It won’t matter about reviews, in the end. It never really has. You only have to look at last year’s enormous Summer hit about the dinosaurs to grasp that actually, it doesn’t matter what a middle aged guy who’s never played your video game actually has to say about the Warcraft Movie to begin with. Because this movie is not for you, America. When you understand that most of the finance for the film was Chinese, and that the eleven locations it’s already opened in don’t include the USA? This is not about creating a critical success on home turf, anything but. Ironically you could argue that the cynical nature of large portions of the ‘accepted’ Western audience would doom such endeavours to failure to begin with. What isn’t noted in the Variety article on opening is that Chinese pre-sale figures are frankly staggering: according to this article the midnight opening will net two million dollars which makes Warcraft the sixth best ever in the Country’s history.
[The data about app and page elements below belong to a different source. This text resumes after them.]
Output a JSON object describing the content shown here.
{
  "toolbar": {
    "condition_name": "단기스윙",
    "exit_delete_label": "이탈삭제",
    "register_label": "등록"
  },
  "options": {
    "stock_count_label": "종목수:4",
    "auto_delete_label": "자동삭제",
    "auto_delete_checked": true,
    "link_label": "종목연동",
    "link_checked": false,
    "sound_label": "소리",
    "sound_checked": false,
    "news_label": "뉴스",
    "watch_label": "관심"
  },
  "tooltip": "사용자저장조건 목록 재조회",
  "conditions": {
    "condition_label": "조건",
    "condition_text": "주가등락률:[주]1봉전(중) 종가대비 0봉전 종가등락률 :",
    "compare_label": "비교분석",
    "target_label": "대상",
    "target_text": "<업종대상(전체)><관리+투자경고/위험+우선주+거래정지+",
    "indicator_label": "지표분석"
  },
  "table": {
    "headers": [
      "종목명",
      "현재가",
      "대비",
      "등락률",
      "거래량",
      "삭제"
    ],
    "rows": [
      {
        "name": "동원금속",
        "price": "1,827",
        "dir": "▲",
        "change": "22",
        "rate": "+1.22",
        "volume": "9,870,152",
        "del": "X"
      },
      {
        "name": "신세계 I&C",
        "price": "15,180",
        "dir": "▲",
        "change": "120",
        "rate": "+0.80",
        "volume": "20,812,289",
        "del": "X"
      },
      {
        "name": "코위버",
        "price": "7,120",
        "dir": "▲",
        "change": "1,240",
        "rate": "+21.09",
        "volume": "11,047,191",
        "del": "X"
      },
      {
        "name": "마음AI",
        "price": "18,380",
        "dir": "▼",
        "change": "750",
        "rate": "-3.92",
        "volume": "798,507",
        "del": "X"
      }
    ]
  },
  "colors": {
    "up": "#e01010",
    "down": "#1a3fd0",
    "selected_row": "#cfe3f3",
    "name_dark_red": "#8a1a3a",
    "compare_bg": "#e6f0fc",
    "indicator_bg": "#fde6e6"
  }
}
That’s really nothing to sniff at.
For me, this is the only review that really matters. Mark Kermode’s something of a British Film institution, and is pretty much the voice of reason (in my mind) amongst UK film critics, and if he likes it? It’s a good movie. The fact he also has kids that game is a source of some satisfaction, as is his comparisons of Warcraft to John Carter are significant, as that film performed remarkably well in the Russian market and indicates that just because a film does poorly in its country of origin is no indicator of final worth. I’d strongly suggest giving the review a listen, if only for the audio clip that gives away that Legion’s probably more of a film tie-in to The Beginning that ANY of us actually realised.
I’ll be seeing the Movie on June 4th, and I’ll let you in on a secret: I wasn’t really that bothered about content until I heard Mark Kermode’s review. He talks about Duncan Jones perhaps struggling to get his fingerprints on the narrative, but ultimately succeeding, and his mention of women as strong role models was particuarly interesting considering all the fuss there’s been leading up to release (and via the marketing) that has perhaps suggested this would be otherwise. Mostly however, the ‘fathers and sons’ metaphor is front and centre, and that was how this whole thing was pitched to begin with. In this case therefore, I’m listening to someone who’s opinion I trust, yet not revising my persona opinion until I’ve actually seen the Movie.
When I have, you’ll know about it.